What lines in the data below mention the string "Company"? Copy them out.

___ Input data

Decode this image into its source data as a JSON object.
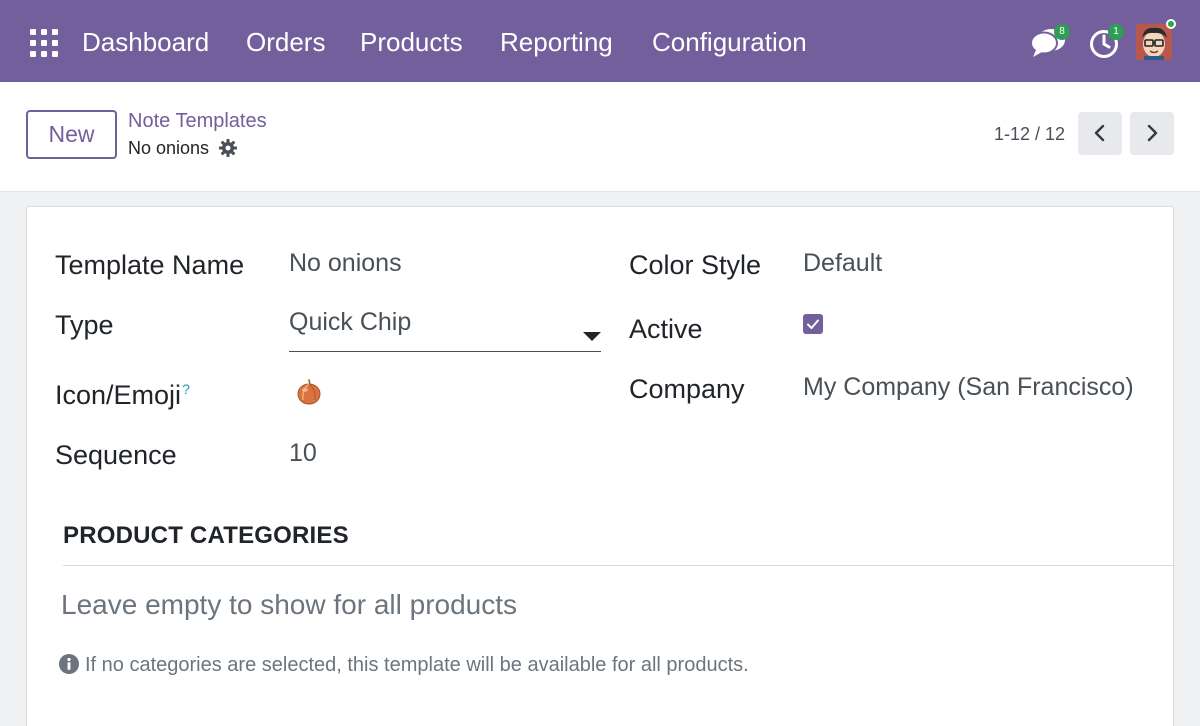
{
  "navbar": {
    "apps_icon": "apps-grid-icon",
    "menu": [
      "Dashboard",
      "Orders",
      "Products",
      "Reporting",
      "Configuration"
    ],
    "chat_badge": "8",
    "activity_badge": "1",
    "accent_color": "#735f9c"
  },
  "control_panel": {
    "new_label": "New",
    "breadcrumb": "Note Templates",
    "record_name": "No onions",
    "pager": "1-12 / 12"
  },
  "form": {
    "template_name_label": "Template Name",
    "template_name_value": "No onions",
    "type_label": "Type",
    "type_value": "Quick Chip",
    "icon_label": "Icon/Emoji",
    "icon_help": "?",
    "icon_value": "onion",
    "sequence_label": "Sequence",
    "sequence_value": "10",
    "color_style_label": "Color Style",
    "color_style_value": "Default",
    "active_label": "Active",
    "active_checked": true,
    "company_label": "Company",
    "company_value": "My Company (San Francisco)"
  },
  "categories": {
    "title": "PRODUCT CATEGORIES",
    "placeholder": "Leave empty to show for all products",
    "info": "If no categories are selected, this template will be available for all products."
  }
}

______
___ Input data

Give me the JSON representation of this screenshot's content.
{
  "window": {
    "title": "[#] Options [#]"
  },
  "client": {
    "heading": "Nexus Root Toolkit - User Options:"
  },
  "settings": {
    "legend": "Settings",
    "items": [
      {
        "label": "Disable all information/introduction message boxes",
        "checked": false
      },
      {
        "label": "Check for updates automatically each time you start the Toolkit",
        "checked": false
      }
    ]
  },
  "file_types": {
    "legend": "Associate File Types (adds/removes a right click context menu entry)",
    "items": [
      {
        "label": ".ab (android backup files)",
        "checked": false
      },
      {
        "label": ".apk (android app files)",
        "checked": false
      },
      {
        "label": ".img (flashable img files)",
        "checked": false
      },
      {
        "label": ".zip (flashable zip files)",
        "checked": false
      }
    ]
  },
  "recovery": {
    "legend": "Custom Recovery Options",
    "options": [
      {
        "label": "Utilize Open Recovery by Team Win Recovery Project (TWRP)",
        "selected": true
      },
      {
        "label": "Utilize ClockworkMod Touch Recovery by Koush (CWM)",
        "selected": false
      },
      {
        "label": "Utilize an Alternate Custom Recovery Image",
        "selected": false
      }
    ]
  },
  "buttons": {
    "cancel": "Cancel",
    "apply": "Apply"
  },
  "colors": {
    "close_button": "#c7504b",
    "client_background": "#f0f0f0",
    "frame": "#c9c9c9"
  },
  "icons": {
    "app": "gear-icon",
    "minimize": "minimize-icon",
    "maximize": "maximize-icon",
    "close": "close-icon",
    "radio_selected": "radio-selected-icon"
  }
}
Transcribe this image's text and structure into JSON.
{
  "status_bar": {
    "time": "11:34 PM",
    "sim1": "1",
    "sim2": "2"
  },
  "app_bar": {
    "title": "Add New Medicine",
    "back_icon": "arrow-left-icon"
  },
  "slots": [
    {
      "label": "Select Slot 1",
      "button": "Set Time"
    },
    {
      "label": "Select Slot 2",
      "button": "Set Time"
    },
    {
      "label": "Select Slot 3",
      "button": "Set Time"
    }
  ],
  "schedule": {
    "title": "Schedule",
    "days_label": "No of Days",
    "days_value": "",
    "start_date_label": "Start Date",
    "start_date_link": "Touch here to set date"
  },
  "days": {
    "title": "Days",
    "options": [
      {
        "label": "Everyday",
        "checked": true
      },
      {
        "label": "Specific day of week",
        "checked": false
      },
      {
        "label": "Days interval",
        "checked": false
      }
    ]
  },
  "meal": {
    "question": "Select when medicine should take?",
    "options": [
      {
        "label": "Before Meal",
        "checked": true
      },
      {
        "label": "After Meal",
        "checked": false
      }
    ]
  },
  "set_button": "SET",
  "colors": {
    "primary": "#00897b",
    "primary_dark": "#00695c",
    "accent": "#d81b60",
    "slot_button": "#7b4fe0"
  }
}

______

■ Output for this exercise
    "company_label": "Company",
    "company_value": "My Company (San Francisco)"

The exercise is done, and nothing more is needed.